Linear and circular gauges display their current value using color to partially fill the gauge. Linear gauges with a dot and circular gauges with a dot display their current value with a dot on top of a completely filled gauge.
Linear gauges have two styles: Default and Thin. Gauges with a default style are about three times thicker than gauges with a thin style.
Linear Gauge with a Dot
There are no style options for linear gauges with a dot.
Circular gauges also have two styles: Default and Symbol. Gauges with a default style show only the gauge, but they can display the gauge’s current value inside the gauge by flipping the Show Value property. Gauges with a symbol style can display an SF symbol inside the gauge.
Circular Gauge with a Dot
Circular gauges with a dot have three styles: Default, Symbol, and Range. Each of these styles can display the gauge’s current value inside the gauge.
Gauges with a default style don’t show anything under the gauge. Gauges with a symbol style can display an SF symbol under the gauge. Gauges with a range style display the minimum and maximum values under the gauge.
Flipping on the Show Value attribute displays the Start Value within the gauge.
There are three different values you can adjust: Start, Min, and Max.
Start Value tells your gauge which value to start with. This is the value that will initially be displayed with the Show Value property.
Min Value tells your slider what the minimum value of the range is.
Max Value tells your slider what the maximum value of the range is.
The Gauge Tint attribute lets you choose how many colors you want to be displayed in a linear gradient filling the gauge. You can have as many as five colors or as few as one.
The number of color attributes under the Gauge Tint attribute depends on how many colors you choose. Choose colors from the Color styles.
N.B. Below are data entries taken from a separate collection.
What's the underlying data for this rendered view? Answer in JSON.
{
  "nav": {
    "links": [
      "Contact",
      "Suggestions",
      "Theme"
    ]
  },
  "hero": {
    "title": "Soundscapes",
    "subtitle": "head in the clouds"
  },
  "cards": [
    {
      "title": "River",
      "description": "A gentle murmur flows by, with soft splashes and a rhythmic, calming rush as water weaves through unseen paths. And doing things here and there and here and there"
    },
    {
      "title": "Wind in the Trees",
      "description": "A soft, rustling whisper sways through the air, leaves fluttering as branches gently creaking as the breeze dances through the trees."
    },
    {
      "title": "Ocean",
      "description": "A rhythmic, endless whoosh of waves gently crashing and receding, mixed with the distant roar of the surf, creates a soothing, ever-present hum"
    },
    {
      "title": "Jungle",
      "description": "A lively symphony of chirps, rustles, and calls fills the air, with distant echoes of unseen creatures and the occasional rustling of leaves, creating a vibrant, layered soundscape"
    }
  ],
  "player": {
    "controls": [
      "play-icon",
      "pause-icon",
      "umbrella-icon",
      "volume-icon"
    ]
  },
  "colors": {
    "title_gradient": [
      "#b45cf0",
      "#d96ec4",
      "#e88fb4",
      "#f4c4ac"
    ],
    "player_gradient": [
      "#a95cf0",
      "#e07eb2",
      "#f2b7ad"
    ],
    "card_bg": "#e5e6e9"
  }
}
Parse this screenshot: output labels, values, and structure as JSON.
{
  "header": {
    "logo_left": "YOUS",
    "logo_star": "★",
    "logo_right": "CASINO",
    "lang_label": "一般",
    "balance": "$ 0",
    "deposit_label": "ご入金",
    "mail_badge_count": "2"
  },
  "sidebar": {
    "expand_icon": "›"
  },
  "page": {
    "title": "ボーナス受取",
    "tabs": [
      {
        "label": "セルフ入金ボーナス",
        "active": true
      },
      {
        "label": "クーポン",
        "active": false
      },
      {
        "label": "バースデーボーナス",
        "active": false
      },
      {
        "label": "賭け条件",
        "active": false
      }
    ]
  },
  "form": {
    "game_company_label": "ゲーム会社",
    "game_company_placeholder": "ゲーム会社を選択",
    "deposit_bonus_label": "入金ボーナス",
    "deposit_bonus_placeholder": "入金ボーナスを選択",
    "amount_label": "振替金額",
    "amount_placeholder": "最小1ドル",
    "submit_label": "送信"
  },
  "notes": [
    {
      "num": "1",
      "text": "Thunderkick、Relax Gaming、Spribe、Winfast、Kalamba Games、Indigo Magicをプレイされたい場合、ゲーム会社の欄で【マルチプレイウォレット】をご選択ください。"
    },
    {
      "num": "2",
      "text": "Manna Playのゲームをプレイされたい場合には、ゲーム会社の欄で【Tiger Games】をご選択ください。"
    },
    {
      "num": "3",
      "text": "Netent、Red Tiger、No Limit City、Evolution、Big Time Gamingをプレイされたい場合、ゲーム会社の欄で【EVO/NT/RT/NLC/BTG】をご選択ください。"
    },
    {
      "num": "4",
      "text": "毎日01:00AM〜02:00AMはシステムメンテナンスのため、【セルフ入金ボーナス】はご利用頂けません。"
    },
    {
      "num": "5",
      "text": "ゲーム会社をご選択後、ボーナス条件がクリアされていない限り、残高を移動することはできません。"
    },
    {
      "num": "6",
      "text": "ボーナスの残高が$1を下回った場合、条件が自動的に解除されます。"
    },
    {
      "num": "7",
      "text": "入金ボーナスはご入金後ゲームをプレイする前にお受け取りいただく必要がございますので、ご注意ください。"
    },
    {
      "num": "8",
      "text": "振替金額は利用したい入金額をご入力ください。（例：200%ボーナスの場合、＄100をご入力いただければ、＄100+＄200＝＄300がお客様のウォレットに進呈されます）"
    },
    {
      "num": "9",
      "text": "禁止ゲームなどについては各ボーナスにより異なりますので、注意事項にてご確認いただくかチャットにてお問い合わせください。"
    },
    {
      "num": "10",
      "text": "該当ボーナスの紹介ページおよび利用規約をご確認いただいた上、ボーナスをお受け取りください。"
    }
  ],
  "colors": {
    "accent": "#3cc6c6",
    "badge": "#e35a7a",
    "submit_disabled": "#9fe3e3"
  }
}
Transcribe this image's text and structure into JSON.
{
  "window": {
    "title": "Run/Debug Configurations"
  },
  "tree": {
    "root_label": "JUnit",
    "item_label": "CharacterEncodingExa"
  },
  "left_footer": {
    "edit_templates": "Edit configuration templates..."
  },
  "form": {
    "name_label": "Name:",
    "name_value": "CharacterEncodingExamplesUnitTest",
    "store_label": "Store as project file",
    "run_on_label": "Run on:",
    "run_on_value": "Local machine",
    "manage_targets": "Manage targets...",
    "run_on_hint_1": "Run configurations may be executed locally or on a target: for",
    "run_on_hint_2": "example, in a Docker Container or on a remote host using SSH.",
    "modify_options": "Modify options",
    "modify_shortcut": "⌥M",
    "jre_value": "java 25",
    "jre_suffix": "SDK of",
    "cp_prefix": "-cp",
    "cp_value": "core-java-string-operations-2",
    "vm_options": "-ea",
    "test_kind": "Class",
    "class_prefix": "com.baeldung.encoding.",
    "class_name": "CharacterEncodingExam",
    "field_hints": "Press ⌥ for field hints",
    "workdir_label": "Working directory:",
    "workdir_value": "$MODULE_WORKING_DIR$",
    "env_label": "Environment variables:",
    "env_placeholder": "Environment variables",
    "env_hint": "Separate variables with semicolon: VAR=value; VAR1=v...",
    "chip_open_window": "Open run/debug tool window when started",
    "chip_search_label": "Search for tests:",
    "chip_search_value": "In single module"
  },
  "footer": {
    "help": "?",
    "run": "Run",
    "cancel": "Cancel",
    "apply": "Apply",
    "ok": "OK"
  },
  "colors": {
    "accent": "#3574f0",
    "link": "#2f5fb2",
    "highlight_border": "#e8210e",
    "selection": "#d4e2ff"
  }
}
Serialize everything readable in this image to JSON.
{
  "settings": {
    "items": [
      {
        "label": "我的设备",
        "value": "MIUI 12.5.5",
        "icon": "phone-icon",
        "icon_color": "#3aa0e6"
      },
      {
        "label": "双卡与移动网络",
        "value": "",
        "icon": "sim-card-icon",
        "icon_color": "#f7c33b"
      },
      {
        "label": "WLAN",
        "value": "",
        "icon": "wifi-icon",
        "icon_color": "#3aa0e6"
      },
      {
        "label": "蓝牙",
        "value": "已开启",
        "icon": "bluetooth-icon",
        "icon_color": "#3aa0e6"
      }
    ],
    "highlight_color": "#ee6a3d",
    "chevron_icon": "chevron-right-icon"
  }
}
Dynamic tint is a way to adjust the gauge’s color depending on its current value. If dynamic tint is active, the gauge color will always be solid.
For example, let’s say we have a gauge with values ranging from 0 to 5 that has three colors: blue, purple, and red.
When the gauge's value is 0 or 1, it will be blue;
When the gauge's value is 2 or 3, it will be purple;
When the gauge's value is 4 or 5, it will be red;
Dynamic Tint is available for all gauges, but it is the only option for circular gauges and linear gauges with a thin style.